Yet, as a country editor, I know to be patient. I don’t have to run after the George Floyd story. It will find its way here to rural Marathon County. I just have to wait a little bit.

In so many ways, the George Floyd murder has nothing to do with us. It is the result of Minneapolis, while largely white and segregated, electing three liberal mayors on platforms of police reform but being stymied by a powerful police union. In the last few days, labor unions across Minnesota have demanded Lt. Robert Krall, president of the Minneapolis Police Officers Federation, resign as a first step to rewriting those police union contracts. We’ll see what happens.

But we will not be spared this urban government controversy. The George Floyd tragedy will come here as part of a presidential election that might be about Trump’s impeachment, an ongoing trade war with China, the COVID-19 pandemic or the nation’s economy plummeting towards Depression, but, as things are progressing, probably about race relations in America and how to calm down a seriously rattled country.

President Trump, down in the polls, appears to be resurrecting Richard Nixon’s 1968 “law and order” strategy to beat Hubert Humphrey, both condemning the Floyd murder but threatening to send the U.S. Army into states that don’t “dominate” protesters.

Will that strategy work? That depends on people here in Wisconsin, a key battleground state in the race for the presidency.

Right now, we have peaceful protesters, knowing their powerlessness, trying to persuade people like you and me that we need racial justice. We also have looters and vandals seeking to shock us into action. And then we have President Trump ready to use the U.S. Army as a cast of thousands in a campaign ad.
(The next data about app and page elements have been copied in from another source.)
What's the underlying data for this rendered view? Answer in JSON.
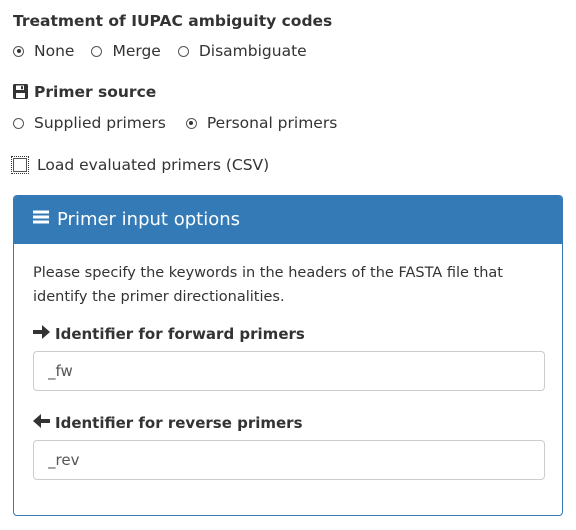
{
  "iupac": {
    "heading": "Treatment of IUPAC ambiguity codes",
    "options": [
      "None",
      "Merge",
      "Disambiguate"
    ],
    "selected": "None"
  },
  "primer_source": {
    "heading_icon": "floppy-disk-icon",
    "heading": "Primer source",
    "options": [
      "Supplied primers",
      "Personal primers"
    ],
    "selected": "Personal primers"
  },
  "load_evaluated": {
    "label": "Load evaluated primers (CSV)",
    "checked": false
  },
  "panel": {
    "heading_icon": "hamburger-menu-icon",
    "title": "Primer input options",
    "accent_color": "#337ab7",
    "description": "Please specify the keywords in the headers of the FASTA file that identify the primer directionalities.",
    "forward": {
      "icon": "arrow-right-icon",
      "label": "Identifier for forward primers",
      "value": "_fw"
    },
    "reverse": {
      "icon": "arrow-left-icon",
      "label": "Identifier for reverse primers",
      "value": "_rev"
    }
  }
}
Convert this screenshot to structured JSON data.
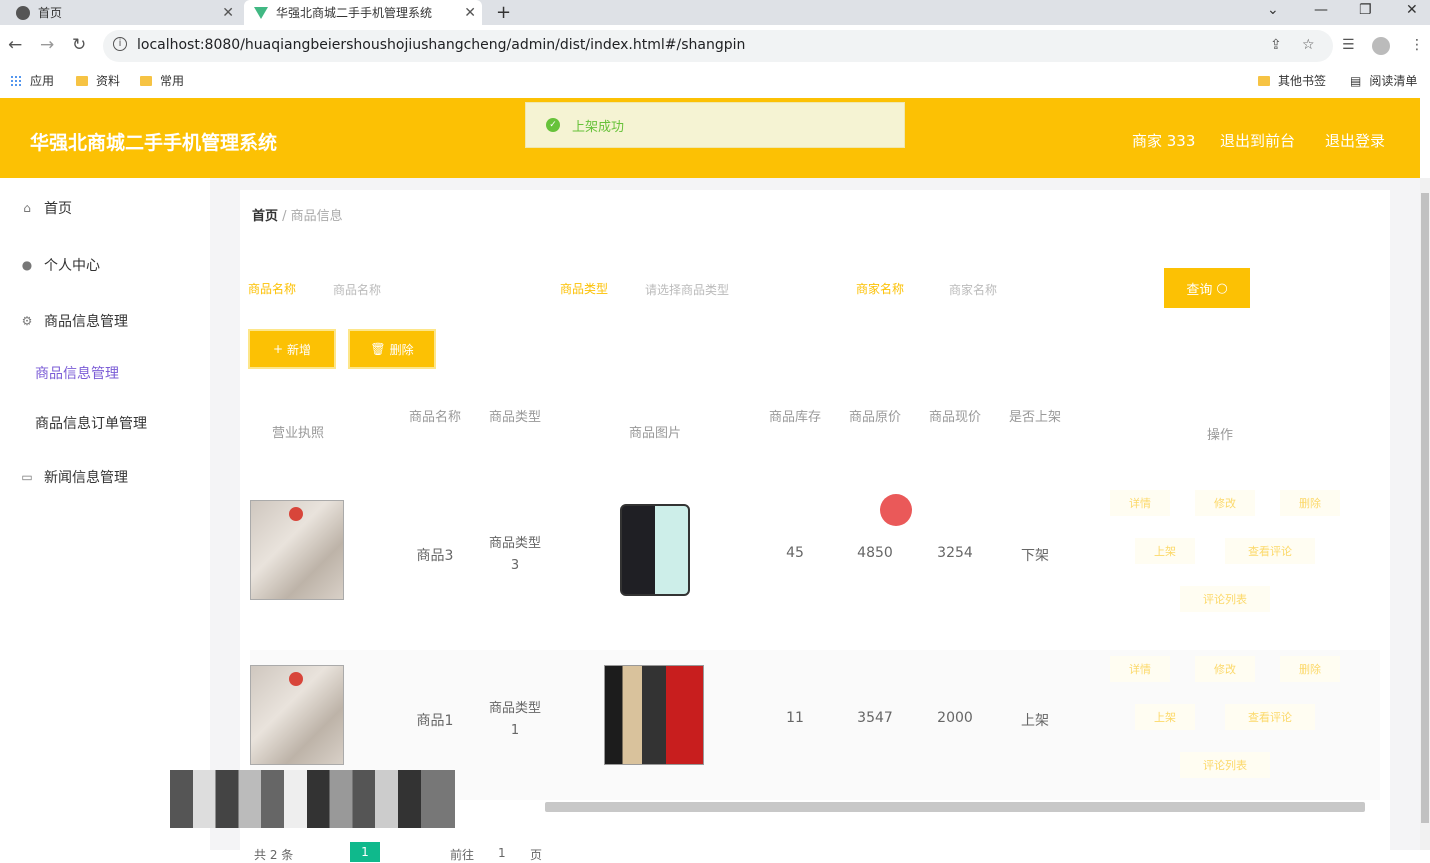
{
  "browser": {
    "tabs": [
      {
        "label": "首页"
      },
      {
        "label": "华强北商城二手手机管理系统"
      }
    ],
    "url": "localhost:8080/huaqiangbeiershoushojiushangcheng/admin/dist/index.html#/shangpin",
    "bookmarks": [
      "应用",
      "资料",
      "常用"
    ],
    "bookmarks_right": [
      "其他书签",
      "阅读清单"
    ]
  },
  "header": {
    "title": "华强北商城二手手机管理系统",
    "user": "商家 333",
    "back_label": "退出到前台",
    "logout_label": "退出登录"
  },
  "toast": {
    "message": "上架成功"
  },
  "sidebar": {
    "items": [
      {
        "label": "首页"
      },
      {
        "label": "个人中心"
      },
      {
        "label": "商品信息管理"
      },
      {
        "label": "商品信息管理"
      },
      {
        "label": "商品信息订单管理"
      },
      {
        "label": "新闻信息管理"
      }
    ]
  },
  "breadcrumb": {
    "home": "首页",
    "current": "商品信息"
  },
  "filters": [
    {
      "label": "商品名称",
      "placeholder": "商品名称"
    },
    {
      "label": "商品类型",
      "placeholder": "请选择商品类型"
    },
    {
      "label": "商家名称",
      "placeholder": "商家名称"
    }
  ],
  "buttons": {
    "query": "查询",
    "add": "新增",
    "delete": "删除"
  },
  "table": {
    "columns": [
      "营业执照",
      "商品名称",
      "商品类型",
      "商品图片",
      "商品库存",
      "商品原价",
      "商品现价",
      "是否上架",
      "操作"
    ],
    "rows": [
      {
        "name": "商品3",
        "type_line1": "商品类型",
        "type_line2": "3",
        "stock": "45",
        "orig": "4850",
        "price": "3254",
        "status": "下架"
      },
      {
        "name": "商品1",
        "type_line1": "商品类型",
        "type_line2": "1",
        "stock": "11",
        "orig": "3547",
        "price": "2000",
        "status": "上架"
      }
    ],
    "ops": [
      "详情",
      "修改",
      "删除",
      "上架",
      "查看评论",
      "评论列表"
    ]
  },
  "pager": {
    "total": "共 2 条",
    "page": "1",
    "goto": "前往",
    "goto_val": "1",
    "page_unit": "页"
  }
}
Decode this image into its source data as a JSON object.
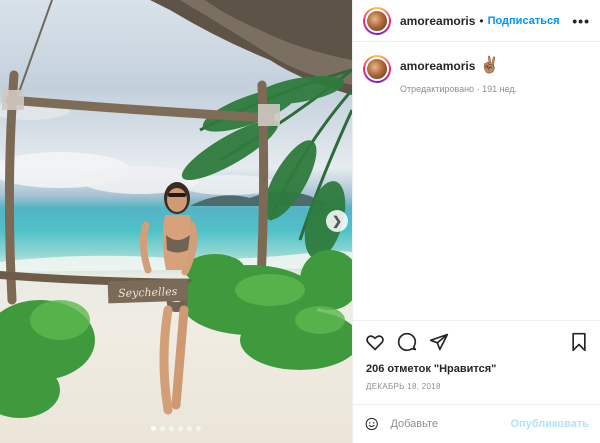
{
  "post": {
    "username": "amoreamoris",
    "follow_label": "Подписаться",
    "more_label": "•••",
    "caption_user": "amoreamoris",
    "caption_emoji": "✌🏽",
    "edited_label": "Отредактировано",
    "time_ago": "191 нед.",
    "likes": "206 отметок \"Нравится\"",
    "date": "ДЕКАБРЬ 18, 2018"
  },
  "photo": {
    "sign_text": "Seychelles",
    "slides": 6,
    "active_slide": 1
  },
  "comment": {
    "placeholder": "Добавьте",
    "publish_label": "Опубликовать"
  },
  "icons": {
    "like": "heart-icon",
    "comment": "comment-icon",
    "share": "paper-plane-icon",
    "save": "bookmark-icon",
    "emoji": "smile-icon",
    "next": "chevron-right-icon"
  },
  "colors": {
    "accent": "#0095f6",
    "publish_disabled": "#b2dffc",
    "secondary_text": "#8e8e8e"
  }
}
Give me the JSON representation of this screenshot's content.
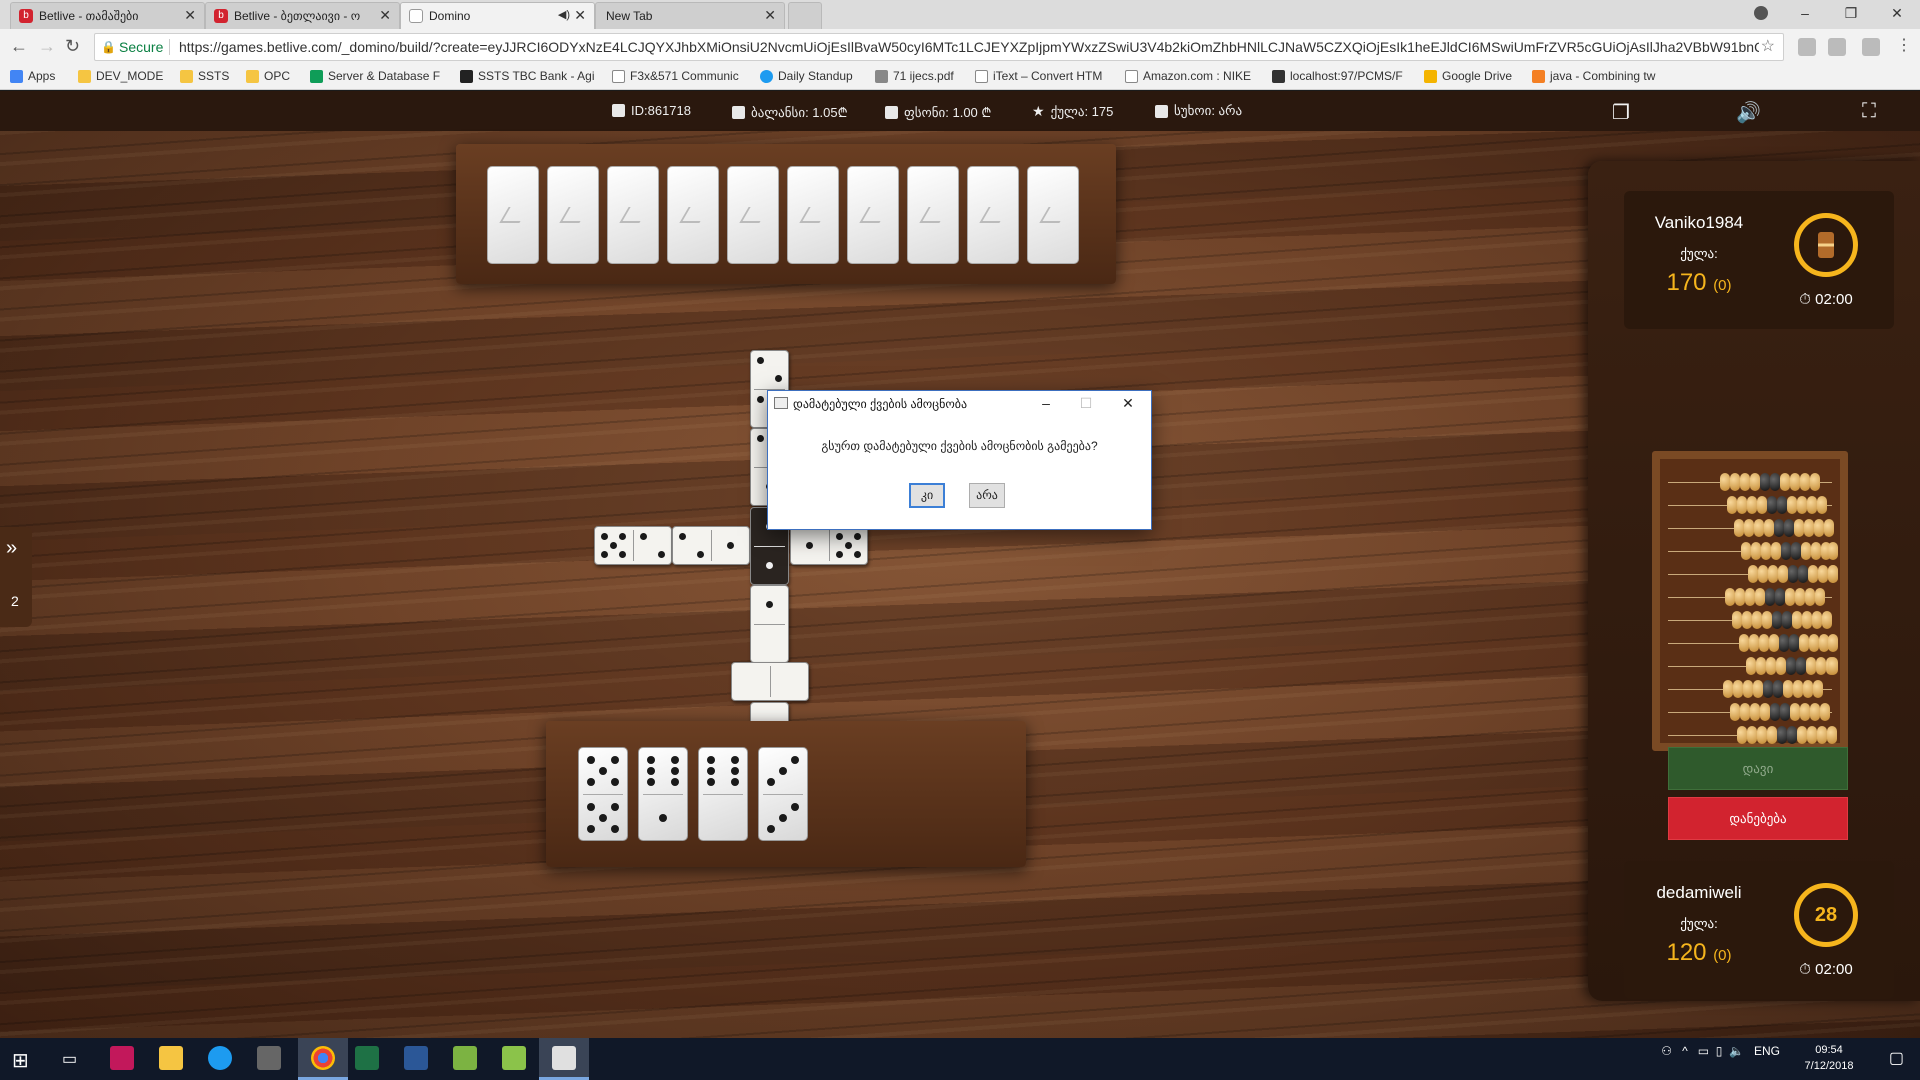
{
  "browser": {
    "tabs": [
      {
        "label": "Betlive - თამაშები",
        "active": false
      },
      {
        "label": "Betlive - ბეთლაივი - ო",
        "active": false
      },
      {
        "label": "Domino",
        "active": true
      },
      {
        "label": "New Tab",
        "active": false
      }
    ],
    "security_label": "Secure",
    "url": "https://games.betlive.com/_domino/build/?create=eyJJRCI6ODYxNzE4LCJQYXJhbXMiOnsiU2NvcmUiOjEsIlBvaW50cyI6MTc1LCJEYXZpIjpmYWxzZSwiU3V4b2kiOmZhbHNlLCJNaW5CZXQiOjEsIk1heEJldCI6MSwiUmFrZVR5cGUiOjAsIlJha2VBbW91bnQiOjAuMD..."
  },
  "bookmarks": [
    "Apps",
    "DEV_MODE",
    "SSTS",
    "OPC",
    "Server & Database F",
    "SSTS TBC Bank - Agi",
    "F3x&571 Communic",
    "Daily Standup",
    "71 ijecs.pdf",
    "iText – Convert HTM",
    "Amazon.com : NIKE",
    "localhost:97/PCMS/F",
    "Google Drive",
    "java - Combining tw"
  ],
  "infobar": {
    "id": "ID:861718",
    "balance": "ბალანსი: 1.05₾",
    "bet": "ფსონი: 1.00 ₾",
    "points": "ქულა: 175",
    "suxoi": "სუხოი: არა"
  },
  "side_tab_count": "2",
  "players": [
    {
      "name": "Vaniko1984",
      "label": "ქულა:",
      "score": "170",
      "extra": "(0)",
      "time": "02:00",
      "ring": ""
    },
    {
      "name": "dedamiweli",
      "label": "ქულა:",
      "score": "120",
      "extra": "(0)",
      "time": "02:00",
      "ring": "28"
    }
  ],
  "buttons": {
    "play": "დავი",
    "give_up": "დანებება"
  },
  "dialog": {
    "title": "დამატებული ქვების ამოცნობა",
    "message": "გსურთ დამატებული ქვების ამოცნობის გამეება?",
    "yes": "კი",
    "no": "არა"
  },
  "taskbar": {
    "lang": "ENG",
    "time": "09:54",
    "date": "7/12/2018"
  }
}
What’s rural Wisconsin’s conclusion? What’s the story? I am waiting. I have my pen and camera ready for action.